Material for this task Block Start

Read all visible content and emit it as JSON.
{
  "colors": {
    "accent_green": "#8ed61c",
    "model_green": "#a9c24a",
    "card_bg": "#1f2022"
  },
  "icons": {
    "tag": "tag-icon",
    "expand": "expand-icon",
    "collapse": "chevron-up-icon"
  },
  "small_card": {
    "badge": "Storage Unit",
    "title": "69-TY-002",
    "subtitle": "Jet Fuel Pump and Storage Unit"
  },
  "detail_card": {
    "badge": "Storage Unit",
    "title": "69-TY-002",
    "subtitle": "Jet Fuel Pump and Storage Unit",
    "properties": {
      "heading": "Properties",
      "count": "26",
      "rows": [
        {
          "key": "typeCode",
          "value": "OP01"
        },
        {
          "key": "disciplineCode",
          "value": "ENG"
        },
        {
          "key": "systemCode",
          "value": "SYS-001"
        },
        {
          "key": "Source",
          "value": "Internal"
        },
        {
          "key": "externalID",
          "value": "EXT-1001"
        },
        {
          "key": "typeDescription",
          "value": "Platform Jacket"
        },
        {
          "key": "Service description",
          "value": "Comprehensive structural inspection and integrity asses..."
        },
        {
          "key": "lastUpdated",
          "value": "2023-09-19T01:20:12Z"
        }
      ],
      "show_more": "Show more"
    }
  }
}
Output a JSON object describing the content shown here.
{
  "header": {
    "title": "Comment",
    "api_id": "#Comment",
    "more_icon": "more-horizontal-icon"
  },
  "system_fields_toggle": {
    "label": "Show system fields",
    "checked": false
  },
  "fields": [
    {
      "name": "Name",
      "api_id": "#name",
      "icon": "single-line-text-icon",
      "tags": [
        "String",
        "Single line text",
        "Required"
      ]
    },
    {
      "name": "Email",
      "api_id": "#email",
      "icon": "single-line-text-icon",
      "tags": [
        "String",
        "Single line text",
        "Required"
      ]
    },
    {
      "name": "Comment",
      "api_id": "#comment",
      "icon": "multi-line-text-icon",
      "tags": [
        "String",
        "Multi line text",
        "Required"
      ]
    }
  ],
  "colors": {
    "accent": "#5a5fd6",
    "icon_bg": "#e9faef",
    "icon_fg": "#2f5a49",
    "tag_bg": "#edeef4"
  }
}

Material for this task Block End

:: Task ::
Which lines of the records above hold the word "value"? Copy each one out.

:: Solution to the problem ::
          "value": "OP01"
          "value": "ENG"
          "value": "SYS-001"
          "value": "Internal"
          "value": "EXT-1001"
          "value": "Platform Jacket"
          "value": "Comprehensive structural inspection and integrity asses..."
          "value": "2023-09-19T01:20:12Z"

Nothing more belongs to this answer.